Records for this exercise:
┄┄┄┄┄┄

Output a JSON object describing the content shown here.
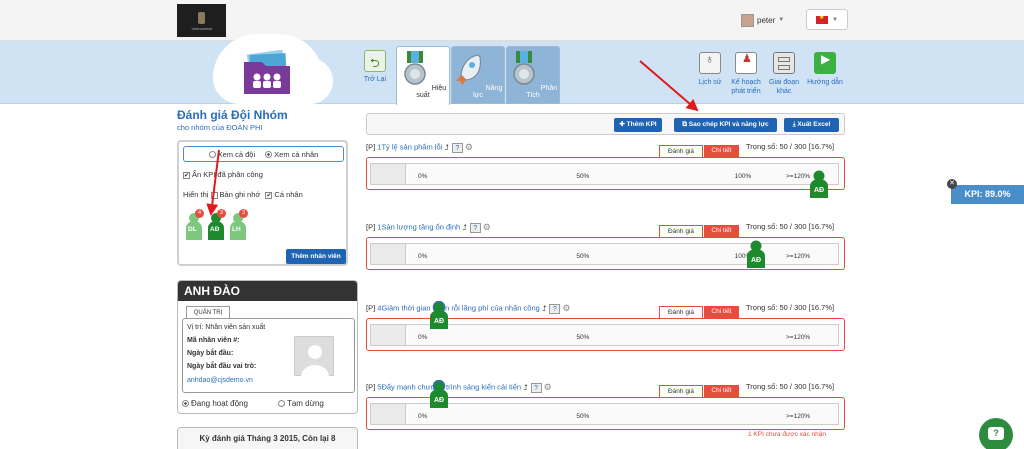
{
  "header": {
    "logo_text": "Vietnamese",
    "username": "peter"
  },
  "nav": {
    "back_label": "Trở Lại",
    "tabs": [
      {
        "label": "Hiệu suất"
      },
      {
        "label": "Năng lực"
      },
      {
        "label": "Phân Tích"
      }
    ],
    "right_items": [
      {
        "label": "Lịch sử"
      },
      {
        "label": "Kế hoạch phát triển"
      },
      {
        "label": "Giai đoạn khác"
      },
      {
        "label": "Hướng dẫn"
      }
    ]
  },
  "sidebar": {
    "title": "Đánh giá Đội Nhóm",
    "subtitle": "cho nhóm của ĐOÀN PHI",
    "view_team": "Xem cả đội",
    "view_individual": "Xem cả nhân",
    "hide_assigned": "Ẩn KPI đã phân công",
    "show_label": "Hiển thị",
    "notes_label": "Bản ghi nhớ",
    "personal_label": "Cá nhân",
    "people": [
      {
        "initials": "DL",
        "badge": "4"
      },
      {
        "initials": "AĐ",
        "badge": "3"
      },
      {
        "initials": "LH",
        "badge": "3"
      }
    ],
    "add_staff": "Thêm nhân viên"
  },
  "profile": {
    "name": "ANH ĐÀO",
    "tab": "QUẢN TRỊ",
    "position": "Vị trí: Nhân viên sản xuất",
    "employee_no": "Mã nhân viên #:",
    "start_date": "Ngày bắt đầu:",
    "role_start": "Ngày bắt đầu vai trò:",
    "email": "anhdao@cjsdemo.vn",
    "active": "Đang hoạt động",
    "paused": "Tạm dừng"
  },
  "period": {
    "text": "Kỳ đánh giá Tháng 3 2015, Còn lại 8"
  },
  "toolbar": {
    "add_kpi": "Thêm KPI",
    "copy_kpi": "Sao chép KPI và năng lực",
    "export_excel": "Xuất Excel"
  },
  "tabs_common": {
    "evaluate": "Đánh giá",
    "detail": "Chi tiết"
  },
  "kpis": [
    {
      "prefix": "[P]",
      "number": "1",
      "title": "Tỷ lệ sản phẩm lỗi",
      "arrow": "⮥",
      "weight": "Trọng số: 50 / 300 [16.7%]",
      "ticks": [
        "0%",
        "50%",
        "100%",
        ">=120%"
      ],
      "achievement": 1.2
    },
    {
      "prefix": "[P]",
      "number": "1",
      "title": "Sản lượng tăng ổn định",
      "arrow": "⮥",
      "weight": "Trọng số: 50 / 300 [16.7%]",
      "ticks": [
        "0%",
        "50%",
        "100%",
        ">=120%"
      ],
      "achievement": 1.0
    },
    {
      "prefix": "[P]",
      "number": "4",
      "title": "Giảm thời gian nhàn rỗi lãng phí của nhân công",
      "arrow": "⮥",
      "weight": "Trọng số: 50 / 300 [16.7%]",
      "ticks": [
        "0%",
        "50%",
        ">=120%"
      ],
      "achievement": 0.0
    },
    {
      "prefix": "[P]",
      "number": "5",
      "title": "Đẩy mạnh chương trình sáng kiến cải tiến",
      "arrow": "⮥",
      "weight": "Trọng số: 50 / 300 [16.7%]",
      "ticks": [
        "0%",
        "50%",
        ">=120%"
      ],
      "achievement": 0.0
    }
  ],
  "unconfirmed": "1 KPI chưa được xác nhận",
  "kpi_total": "KPI: 89.0%",
  "colors": {
    "accent": "#1f63b3",
    "danger": "#e74c3c",
    "band": "#cfe3f4",
    "green": "#2e8b3e"
  }
}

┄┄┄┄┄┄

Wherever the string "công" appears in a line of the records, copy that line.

    "hide_assigned": "Ẩn KPI đã phân công",
      "title": "Giảm thời gian nhàn rỗi lãng phí của nhân công",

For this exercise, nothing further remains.